Proposals to give more help to new parents and greater support to the businesses employing them were revealed in a Green Paper published today, by Trade and Industry Secretary Stephen Byers.
The Work and Parents: Competitiveness and Choice Green Paper sets out a range of options for consultation over the next three months, which will allow everyone the ability to state their priorities and preferences, before the Government decides which proposals to take forward.
The options include:
- two weeks paid paternity leave for fathers
- lengthening the period maternity leave is paid to six months
- extending unpaid maternity leave so a woman could stay at home for a year
- sharing any increase on existing unpaid maternity leave equally between the mother and father
- increasing the flat rate of maternity pay – currently £60.20 per week
- allowing an adoptive parent – either male or female – to take paid leave similar to maternity leave when adopting a child; and
- increasing the amount of parental leave available to the parents of disabled children, currently 13 weeks.
The Green Paper also sets out several options on flexible working either through legislation or incentives to business including:
- giving mothers who return early from maternity leave the right to work reduced hours for the rest of that time
- giving fathers the right to work reduced hours until the end of maternity leave;
- allowing both parents the right to opt to work reduced hours for as long as they wish, when the maternity leave period ends;
- giving all employers the right to refuse a request to work reduced hours if it would harm the business;
- exempting employers with a certain number of employees from granting any requests to work reduced hours, except for mothers for a short time;
- a kitemark that organisations committed to an appropriate code might display with a mechanism for taking the kitemark away if opportunities for flexible working are removed. This would be backed up with a challenge fund for small businesses to meet some of the up front costs of providing more flexible working opportunities.

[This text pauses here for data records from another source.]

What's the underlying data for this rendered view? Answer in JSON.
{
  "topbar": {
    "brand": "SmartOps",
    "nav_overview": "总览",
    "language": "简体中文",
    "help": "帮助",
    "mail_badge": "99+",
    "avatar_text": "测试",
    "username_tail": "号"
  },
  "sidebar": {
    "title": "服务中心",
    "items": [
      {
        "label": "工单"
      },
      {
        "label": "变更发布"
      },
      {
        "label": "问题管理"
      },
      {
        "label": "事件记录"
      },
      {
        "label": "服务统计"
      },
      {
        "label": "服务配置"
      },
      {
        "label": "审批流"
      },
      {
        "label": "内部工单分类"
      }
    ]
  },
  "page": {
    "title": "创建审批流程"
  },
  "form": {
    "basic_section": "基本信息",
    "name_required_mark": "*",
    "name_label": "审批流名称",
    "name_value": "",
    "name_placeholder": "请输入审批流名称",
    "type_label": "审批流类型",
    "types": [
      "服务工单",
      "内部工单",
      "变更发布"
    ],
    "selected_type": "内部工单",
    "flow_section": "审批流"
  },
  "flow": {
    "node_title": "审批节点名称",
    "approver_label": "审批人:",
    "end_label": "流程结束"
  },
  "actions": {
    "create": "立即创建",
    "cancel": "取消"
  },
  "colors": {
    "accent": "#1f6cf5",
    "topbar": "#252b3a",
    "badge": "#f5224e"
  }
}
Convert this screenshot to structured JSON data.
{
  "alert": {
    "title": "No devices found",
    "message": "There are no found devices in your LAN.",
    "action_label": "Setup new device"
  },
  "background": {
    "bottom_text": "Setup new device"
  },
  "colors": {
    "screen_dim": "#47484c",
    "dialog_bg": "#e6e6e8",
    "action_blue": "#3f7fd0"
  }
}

Speaking about the proposals Mr Byers said: “I don’t want mothers to drop out of the labour market because they feel they don’t have enough support or flexibility. We need to retain their valuable skills and experience. We also need to answer the calls from fathers who can’t afford to take time off to be with their new baby.”
He continued: ‘I don’t believe we need to make a choice between either helping families or helping businesses. The right policies will not only support parents but also enable business to recruit and retain skilled staff thereby increasing productivity and helping the UK to remain competitive.
“It’s not possible to take away all the strains from being a busy working parent but we do need a much more flexible culture. We need to know what working parents and employers would find most useful so that we can create a better balance.”
By Helen Gilbert